The 2017 Labour manifesto, “For the Many Not the Few”, envisions a productive role for the state but such a role is neither restrictive nor a top-down affair. Corbyn’s New New Labour regains its legitimacy as a social democratic party – and the electorate’s trust – by striving to create opportunities on both national and local levels for all members of the population to make meaningful contributions to policymaking, and seeks to broaden the range of people who have access to these opportunities.

From crowdsourced Prime Minister’s Questions, massive mobilisation of activists inside and outside the party’s structures to the understanding of wealth creation as a collective endeavour, the Labour party has the potential to become a creative platform upon which membership, participation, individual ideas and anxieties do matter.

Progressive taxation, redistribution of wealth and nationalisation of key industries are nostalgic musings about lost political battles as long as there exist rigid boundaries between the citizen, politics and the economy. The restructuring of Labour and the redefinition of activism according to the principles of participatory democracy have enhanced the meaning of deliberation and proven that social democracy is capable of dynamic reform and renewal.

What does the future hold for Labour and its multiple ideological orientations? Condemning Tony Blair’s New Labour and praising Corbyn’s new kind of politics after beating expectations in the election is not enough. It should be the duty and aspiration of each Labour leader to formulate a New New Labour for a party that is faithful to its social democratic values and is able to govern by offering new solutions to new problems.
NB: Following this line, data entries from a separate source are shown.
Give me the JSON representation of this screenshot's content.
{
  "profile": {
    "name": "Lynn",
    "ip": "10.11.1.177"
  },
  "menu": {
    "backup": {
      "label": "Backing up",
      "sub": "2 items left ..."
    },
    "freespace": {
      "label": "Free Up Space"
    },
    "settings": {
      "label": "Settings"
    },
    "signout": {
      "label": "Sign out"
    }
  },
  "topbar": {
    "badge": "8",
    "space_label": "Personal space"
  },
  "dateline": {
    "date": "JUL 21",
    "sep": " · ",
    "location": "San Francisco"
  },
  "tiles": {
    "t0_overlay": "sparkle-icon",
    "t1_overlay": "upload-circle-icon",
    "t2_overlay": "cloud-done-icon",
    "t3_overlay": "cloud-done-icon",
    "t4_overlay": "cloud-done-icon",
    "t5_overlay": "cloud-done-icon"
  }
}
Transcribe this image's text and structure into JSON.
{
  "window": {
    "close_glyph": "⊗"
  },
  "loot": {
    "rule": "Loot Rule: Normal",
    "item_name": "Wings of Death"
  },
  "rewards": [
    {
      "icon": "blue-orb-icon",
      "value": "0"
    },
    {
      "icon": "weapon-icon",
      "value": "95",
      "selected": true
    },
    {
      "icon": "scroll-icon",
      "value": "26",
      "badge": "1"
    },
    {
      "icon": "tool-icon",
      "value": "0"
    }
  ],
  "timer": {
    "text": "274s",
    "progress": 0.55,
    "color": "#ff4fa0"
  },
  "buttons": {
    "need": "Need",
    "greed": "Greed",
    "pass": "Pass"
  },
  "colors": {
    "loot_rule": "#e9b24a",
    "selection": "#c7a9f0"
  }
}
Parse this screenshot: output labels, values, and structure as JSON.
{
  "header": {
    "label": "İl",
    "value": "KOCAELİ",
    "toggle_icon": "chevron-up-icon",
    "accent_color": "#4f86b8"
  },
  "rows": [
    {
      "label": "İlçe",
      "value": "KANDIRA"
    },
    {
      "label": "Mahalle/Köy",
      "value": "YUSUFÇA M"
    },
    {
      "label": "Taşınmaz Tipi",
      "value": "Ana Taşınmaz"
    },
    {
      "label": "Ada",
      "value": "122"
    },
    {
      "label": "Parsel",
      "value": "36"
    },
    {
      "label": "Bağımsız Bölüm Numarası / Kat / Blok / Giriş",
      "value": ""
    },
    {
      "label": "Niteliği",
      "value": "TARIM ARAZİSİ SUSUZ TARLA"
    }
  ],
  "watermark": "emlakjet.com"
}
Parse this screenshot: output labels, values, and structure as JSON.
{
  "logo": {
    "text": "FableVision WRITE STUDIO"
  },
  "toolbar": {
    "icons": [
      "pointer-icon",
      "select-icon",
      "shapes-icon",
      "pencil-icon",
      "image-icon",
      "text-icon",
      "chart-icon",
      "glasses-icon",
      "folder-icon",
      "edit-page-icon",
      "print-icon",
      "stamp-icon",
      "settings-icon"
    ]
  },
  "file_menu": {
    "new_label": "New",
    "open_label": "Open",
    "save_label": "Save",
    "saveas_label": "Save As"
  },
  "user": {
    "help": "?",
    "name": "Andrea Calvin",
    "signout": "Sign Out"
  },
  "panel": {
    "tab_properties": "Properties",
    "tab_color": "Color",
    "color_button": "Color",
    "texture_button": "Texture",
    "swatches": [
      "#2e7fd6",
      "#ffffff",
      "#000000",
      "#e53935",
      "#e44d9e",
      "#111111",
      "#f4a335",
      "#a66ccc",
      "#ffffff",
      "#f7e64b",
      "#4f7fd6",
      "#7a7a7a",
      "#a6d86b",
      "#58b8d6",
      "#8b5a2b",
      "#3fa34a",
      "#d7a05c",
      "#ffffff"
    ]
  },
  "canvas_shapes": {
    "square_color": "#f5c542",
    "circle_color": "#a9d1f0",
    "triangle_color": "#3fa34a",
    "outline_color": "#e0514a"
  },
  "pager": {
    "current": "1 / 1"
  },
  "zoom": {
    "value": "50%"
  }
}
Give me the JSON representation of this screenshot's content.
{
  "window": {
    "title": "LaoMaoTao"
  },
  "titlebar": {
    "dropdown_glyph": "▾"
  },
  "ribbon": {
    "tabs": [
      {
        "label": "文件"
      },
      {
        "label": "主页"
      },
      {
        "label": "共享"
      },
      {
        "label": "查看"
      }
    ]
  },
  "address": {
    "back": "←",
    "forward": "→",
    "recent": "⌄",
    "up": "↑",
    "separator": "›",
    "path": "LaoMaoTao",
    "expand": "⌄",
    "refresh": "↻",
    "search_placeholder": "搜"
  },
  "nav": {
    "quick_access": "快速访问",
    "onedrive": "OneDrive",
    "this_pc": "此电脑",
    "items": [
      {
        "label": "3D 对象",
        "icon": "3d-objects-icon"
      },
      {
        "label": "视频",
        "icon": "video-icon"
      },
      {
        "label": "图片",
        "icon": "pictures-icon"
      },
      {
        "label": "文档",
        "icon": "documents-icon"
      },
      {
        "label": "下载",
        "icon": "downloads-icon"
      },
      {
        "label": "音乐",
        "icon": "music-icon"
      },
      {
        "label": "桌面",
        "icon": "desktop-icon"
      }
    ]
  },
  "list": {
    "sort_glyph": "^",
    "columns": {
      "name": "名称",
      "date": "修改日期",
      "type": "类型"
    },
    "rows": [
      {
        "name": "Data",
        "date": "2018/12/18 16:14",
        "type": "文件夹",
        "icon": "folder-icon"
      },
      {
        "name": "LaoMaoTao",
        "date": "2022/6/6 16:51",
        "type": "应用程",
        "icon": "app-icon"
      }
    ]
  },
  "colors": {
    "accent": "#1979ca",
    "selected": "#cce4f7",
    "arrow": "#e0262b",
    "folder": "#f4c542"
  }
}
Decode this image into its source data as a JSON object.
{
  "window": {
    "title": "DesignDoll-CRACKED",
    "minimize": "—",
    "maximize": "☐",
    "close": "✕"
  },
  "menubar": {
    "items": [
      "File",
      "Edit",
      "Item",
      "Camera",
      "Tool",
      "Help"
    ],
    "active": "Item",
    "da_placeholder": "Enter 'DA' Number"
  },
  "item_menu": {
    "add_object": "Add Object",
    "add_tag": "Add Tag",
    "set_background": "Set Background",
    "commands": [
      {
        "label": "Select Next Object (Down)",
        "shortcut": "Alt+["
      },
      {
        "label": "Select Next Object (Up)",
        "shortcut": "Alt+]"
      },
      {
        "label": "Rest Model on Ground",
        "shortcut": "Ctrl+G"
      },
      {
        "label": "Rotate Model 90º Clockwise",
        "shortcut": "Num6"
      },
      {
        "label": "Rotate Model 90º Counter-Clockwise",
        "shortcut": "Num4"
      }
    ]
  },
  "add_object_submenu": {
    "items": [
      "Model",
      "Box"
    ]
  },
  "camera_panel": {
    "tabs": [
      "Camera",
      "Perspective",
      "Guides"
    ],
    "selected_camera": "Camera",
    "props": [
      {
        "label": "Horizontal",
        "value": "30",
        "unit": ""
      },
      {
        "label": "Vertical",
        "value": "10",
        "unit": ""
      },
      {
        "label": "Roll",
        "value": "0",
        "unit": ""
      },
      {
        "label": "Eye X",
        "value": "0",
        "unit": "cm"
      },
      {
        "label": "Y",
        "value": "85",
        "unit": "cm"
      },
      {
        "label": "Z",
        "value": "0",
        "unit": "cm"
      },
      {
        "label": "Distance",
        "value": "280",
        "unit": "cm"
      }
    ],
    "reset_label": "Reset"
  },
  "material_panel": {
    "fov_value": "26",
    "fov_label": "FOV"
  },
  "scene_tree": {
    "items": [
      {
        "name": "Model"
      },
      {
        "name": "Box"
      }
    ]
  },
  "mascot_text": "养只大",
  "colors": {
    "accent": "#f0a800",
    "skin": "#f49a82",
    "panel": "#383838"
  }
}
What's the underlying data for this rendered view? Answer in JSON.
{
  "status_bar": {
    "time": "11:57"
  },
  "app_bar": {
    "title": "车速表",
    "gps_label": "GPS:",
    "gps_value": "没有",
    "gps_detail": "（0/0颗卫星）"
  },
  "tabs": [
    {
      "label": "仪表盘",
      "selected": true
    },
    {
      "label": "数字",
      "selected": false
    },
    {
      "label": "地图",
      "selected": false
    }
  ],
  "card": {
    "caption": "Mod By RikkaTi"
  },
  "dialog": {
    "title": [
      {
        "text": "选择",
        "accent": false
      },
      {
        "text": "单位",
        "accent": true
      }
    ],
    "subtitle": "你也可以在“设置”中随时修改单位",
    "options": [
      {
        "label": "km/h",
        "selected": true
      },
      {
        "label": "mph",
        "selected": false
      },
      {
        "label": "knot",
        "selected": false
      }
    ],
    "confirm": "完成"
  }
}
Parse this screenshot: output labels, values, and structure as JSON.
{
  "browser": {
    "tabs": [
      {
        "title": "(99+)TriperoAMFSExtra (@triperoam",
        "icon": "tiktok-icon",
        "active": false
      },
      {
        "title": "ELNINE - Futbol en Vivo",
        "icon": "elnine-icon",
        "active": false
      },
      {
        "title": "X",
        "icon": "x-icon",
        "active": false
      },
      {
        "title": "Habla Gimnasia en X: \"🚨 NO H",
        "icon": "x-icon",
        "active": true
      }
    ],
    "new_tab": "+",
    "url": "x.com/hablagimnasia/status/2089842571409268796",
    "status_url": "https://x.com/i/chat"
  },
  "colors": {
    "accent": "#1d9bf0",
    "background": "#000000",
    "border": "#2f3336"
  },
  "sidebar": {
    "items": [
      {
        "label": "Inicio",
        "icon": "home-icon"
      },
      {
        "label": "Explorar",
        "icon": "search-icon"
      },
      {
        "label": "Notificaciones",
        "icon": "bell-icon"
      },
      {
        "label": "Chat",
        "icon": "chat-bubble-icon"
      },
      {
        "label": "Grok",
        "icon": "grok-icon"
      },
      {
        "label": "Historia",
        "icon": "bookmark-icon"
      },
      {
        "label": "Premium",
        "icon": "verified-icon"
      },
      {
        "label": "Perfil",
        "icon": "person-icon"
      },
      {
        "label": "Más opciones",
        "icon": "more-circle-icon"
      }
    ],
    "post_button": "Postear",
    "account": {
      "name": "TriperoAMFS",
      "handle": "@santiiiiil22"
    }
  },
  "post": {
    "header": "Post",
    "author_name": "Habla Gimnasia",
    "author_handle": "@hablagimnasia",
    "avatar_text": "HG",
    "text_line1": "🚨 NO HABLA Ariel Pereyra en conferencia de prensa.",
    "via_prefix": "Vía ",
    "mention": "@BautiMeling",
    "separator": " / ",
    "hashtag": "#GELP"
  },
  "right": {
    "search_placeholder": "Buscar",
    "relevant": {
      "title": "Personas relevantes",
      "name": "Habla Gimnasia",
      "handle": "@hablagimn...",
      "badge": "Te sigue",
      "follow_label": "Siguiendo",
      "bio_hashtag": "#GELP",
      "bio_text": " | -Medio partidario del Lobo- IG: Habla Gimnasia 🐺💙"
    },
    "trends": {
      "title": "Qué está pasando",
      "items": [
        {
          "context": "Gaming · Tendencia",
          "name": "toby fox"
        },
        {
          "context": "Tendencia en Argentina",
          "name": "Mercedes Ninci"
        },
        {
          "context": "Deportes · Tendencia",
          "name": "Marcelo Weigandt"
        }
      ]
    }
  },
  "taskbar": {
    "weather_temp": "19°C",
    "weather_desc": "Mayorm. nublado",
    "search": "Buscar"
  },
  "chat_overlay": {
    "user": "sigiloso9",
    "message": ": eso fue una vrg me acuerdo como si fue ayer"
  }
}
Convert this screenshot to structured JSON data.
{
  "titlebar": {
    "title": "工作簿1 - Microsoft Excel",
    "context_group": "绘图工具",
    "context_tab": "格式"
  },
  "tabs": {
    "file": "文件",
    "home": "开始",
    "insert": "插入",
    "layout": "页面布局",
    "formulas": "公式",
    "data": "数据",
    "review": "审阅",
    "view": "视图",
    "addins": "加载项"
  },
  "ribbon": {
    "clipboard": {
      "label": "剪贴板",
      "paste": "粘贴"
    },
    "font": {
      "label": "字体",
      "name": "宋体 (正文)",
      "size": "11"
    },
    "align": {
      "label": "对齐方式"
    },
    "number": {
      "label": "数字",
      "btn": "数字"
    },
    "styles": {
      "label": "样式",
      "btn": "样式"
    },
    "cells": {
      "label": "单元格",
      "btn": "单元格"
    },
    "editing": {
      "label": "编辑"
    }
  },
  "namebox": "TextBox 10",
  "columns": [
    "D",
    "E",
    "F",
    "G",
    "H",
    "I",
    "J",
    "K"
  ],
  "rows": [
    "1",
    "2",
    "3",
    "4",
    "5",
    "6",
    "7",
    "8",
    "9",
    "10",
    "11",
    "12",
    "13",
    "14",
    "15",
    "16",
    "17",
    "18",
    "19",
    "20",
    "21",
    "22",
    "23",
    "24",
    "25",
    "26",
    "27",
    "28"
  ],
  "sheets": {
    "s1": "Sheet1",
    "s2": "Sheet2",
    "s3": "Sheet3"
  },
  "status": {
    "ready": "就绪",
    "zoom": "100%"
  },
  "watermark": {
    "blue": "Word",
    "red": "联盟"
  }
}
Dr Kostas Maronitis is a cultural and media sociologist, and lecturer at Leeds Trinity University. He is the author of “Postnationalism and the Challenges to European Integration in Greece”.